START PROVIDED RECORDS
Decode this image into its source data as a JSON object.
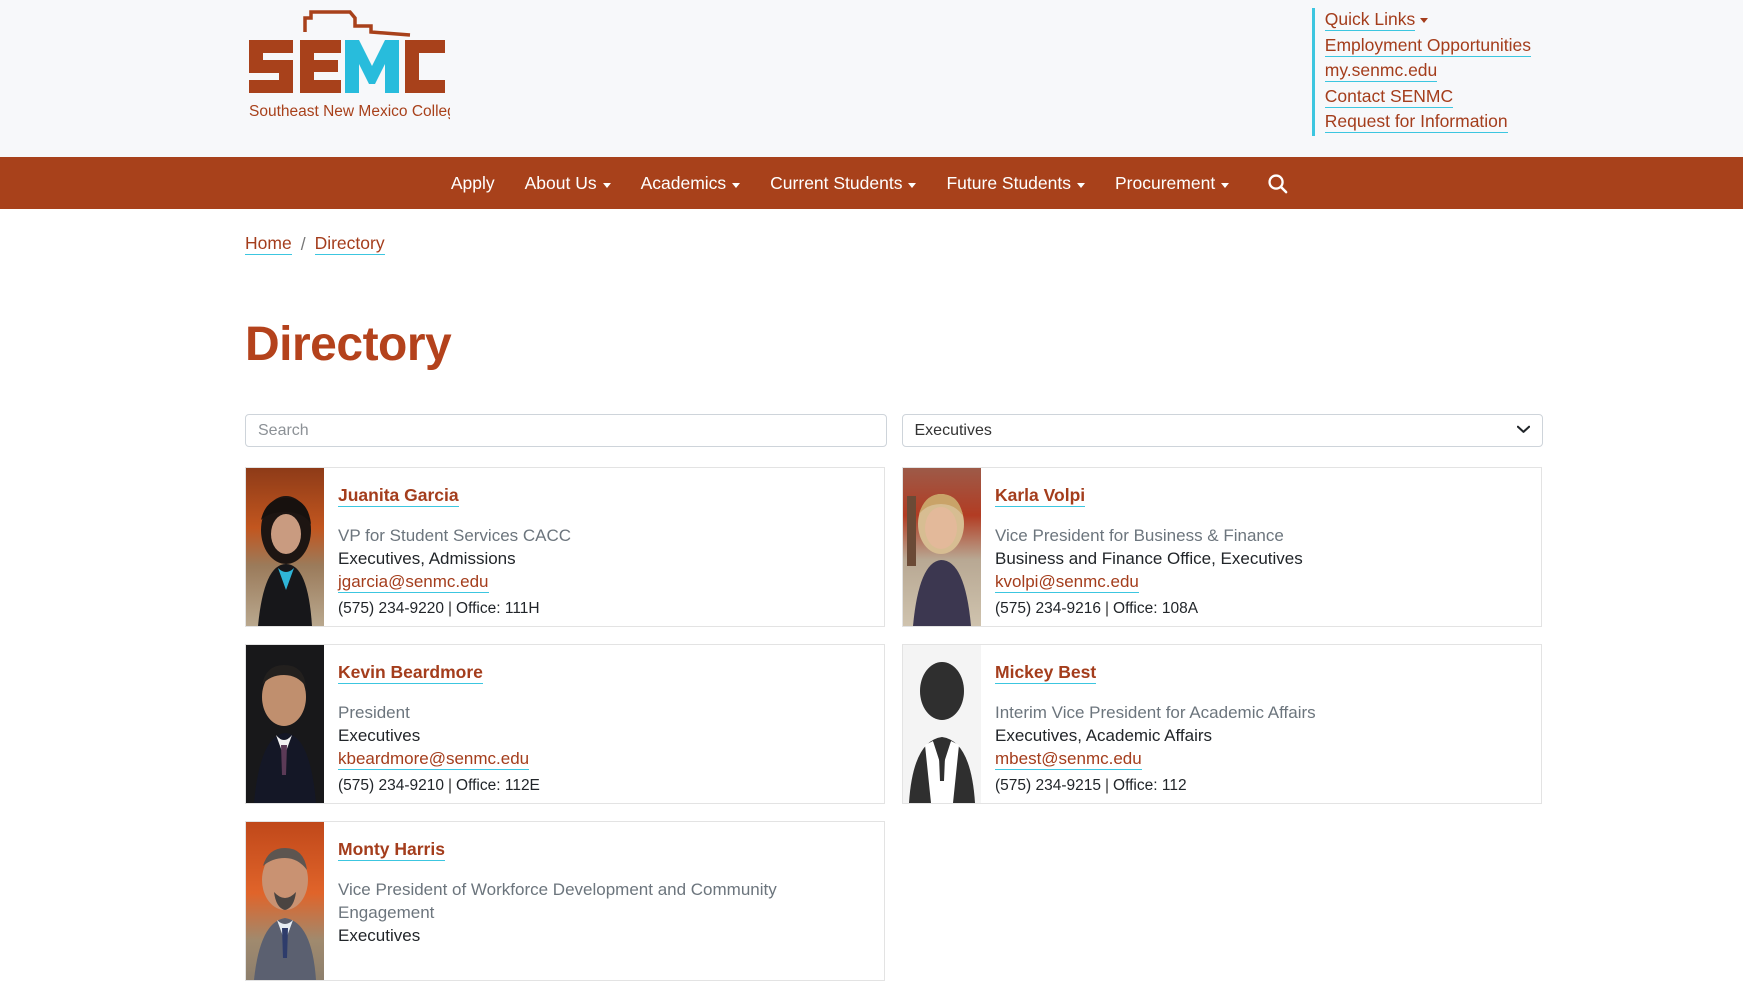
{
  "header": {
    "logo": {
      "mark_text": "SEMC",
      "tagline": "Southeast New Mexico College",
      "brand_rust": "#a8411b",
      "brand_cyan": "#28bcdc"
    },
    "quick_links": [
      {
        "label": "Quick Links",
        "has_caret": true
      },
      {
        "label": "Employment Opportunities",
        "has_caret": false
      },
      {
        "label": "my.senmc.edu",
        "has_caret": false
      },
      {
        "label": "Contact SENMC",
        "has_caret": false
      },
      {
        "label": "Request for Information",
        "has_caret": false
      }
    ]
  },
  "nav": {
    "items": [
      {
        "label": "Apply",
        "has_caret": false
      },
      {
        "label": "About Us",
        "has_caret": true
      },
      {
        "label": "Academics",
        "has_caret": true
      },
      {
        "label": "Current Students",
        "has_caret": true
      },
      {
        "label": "Future Students",
        "has_caret": true
      },
      {
        "label": "Procurement",
        "has_caret": true
      }
    ],
    "search_icon": "search-icon",
    "bar_color": "#a8411b"
  },
  "breadcrumb": {
    "home": "Home",
    "separator": "/",
    "current": "Directory"
  },
  "page": {
    "title": "Directory",
    "title_color": "#b4421c"
  },
  "filters": {
    "search_placeholder": "Search",
    "search_value": "",
    "category_selected": "Executives",
    "chevron_icon": "chevron-down-icon"
  },
  "directory": [
    {
      "name": "Juanita Garcia",
      "title": "VP for Student Services CACC",
      "department": "Executives, Admissions",
      "email": "jgarcia@senmc.edu",
      "phone": "(575) 234-9220",
      "office": "Office: 111H",
      "photo": "portrait-autumn-foliage"
    },
    {
      "name": "Karla Volpi",
      "title": "Vice President for Business & Finance",
      "department": "Business and Finance Office, Executives",
      "email": "kvolpi@senmc.edu",
      "phone": "(575) 234-9216",
      "office": "Office: 108A",
      "photo": "portrait-outdoor-red-tree"
    },
    {
      "name": "Kevin Beardmore",
      "title": "President",
      "department": "Executives",
      "email": "kbeardmore@senmc.edu",
      "phone": "(575) 234-9210",
      "office": "Office: 112E",
      "photo": "portrait-dark-studio"
    },
    {
      "name": "Mickey Best",
      "title": "Interim Vice President for Academic Affairs",
      "department": "Executives, Academic Affairs",
      "email": "mbest@senmc.edu",
      "phone": "(575) 234-9215",
      "office": "Office: 112",
      "photo": "silhouette-placeholder"
    },
    {
      "name": "Monty Harris",
      "title": "Vice President of Workforce Development and Community Engagement",
      "department": "Executives",
      "email": "",
      "phone": "",
      "office": "",
      "photo": "portrait-autumn-orange-tree"
    }
  ]
}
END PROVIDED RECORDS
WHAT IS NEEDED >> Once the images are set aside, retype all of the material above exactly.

ANSWER TO THIS PROBLEM >>
Decode this image into its source data as a JSON object.
{
  "header": {
    "logo": {
      "mark_text": "SEMC",
      "tagline": "Southeast New Mexico College",
      "brand_rust": "#a8411b",
      "brand_cyan": "#28bcdc"
    },
    "quick_links": [
      {
        "label": "Quick Links",
        "has_caret": true
      },
      {
        "label": "Employment Opportunities",
        "has_caret": false
      },
      {
        "label": "my.senmc.edu",
        "has_caret": false
      },
      {
        "label": "Contact SENMC",
        "has_caret": false
      },
      {
        "label": "Request for Information",
        "has_caret": false
      }
    ]
  },
  "nav": {
    "items": [
      {
        "label": "Apply",
        "has_caret": false
      },
      {
        "label": "About Us",
        "has_caret": true
      },
      {
        "label": "Academics",
        "has_caret": true
      },
      {
        "label": "Current Students",
        "has_caret": true
      },
      {
        "label": "Future Students",
        "has_caret": true
      },
      {
        "label": "Procurement",
        "has_caret": true
      }
    ],
    "search_icon": "search-icon",
    "bar_color": "#a8411b"
  },
  "breadcrumb": {
    "home": "Home",
    "separator": "/",
    "current": "Directory"
  },
  "page": {
    "title": "Directory",
    "title_color": "#b4421c"
  },
  "filters": {
    "search_placeholder": "Search",
    "search_value": "",
    "category_selected": "Executives",
    "chevron_icon": "chevron-down-icon"
  },
  "directory": [
    {
      "name": "Juanita Garcia",
      "title": "VP for Student Services CACC",
      "department": "Executives, Admissions",
      "email": "jgarcia@senmc.edu",
      "phone": "(575) 234-9220",
      "office": "Office: 111H",
      "photo": "portrait-autumn-foliage"
    },
    {
      "name": "Karla Volpi",
      "title": "Vice President for Business & Finance",
      "department": "Business and Finance Office, Executives",
      "email": "kvolpi@senmc.edu",
      "phone": "(575) 234-9216",
      "office": "Office: 108A",
      "photo": "portrait-outdoor-red-tree"
    },
    {
      "name": "Kevin Beardmore",
      "title": "President",
      "department": "Executives",
      "email": "kbeardmore@senmc.edu",
      "phone": "(575) 234-9210",
      "office": "Office: 112E",
      "photo": "portrait-dark-studio"
    },
    {
      "name": "Mickey Best",
      "title": "Interim Vice President for Academic Affairs",
      "department": "Executives, Academic Affairs",
      "email": "mbest@senmc.edu",
      "phone": "(575) 234-9215",
      "office": "Office: 112",
      "photo": "silhouette-placeholder"
    },
    {
      "name": "Monty Harris",
      "title": "Vice President of Workforce Development and Community Engagement",
      "department": "Executives",
      "email": "",
      "phone": "",
      "office": "",
      "photo": "portrait-autumn-orange-tree"
    }
  ]
}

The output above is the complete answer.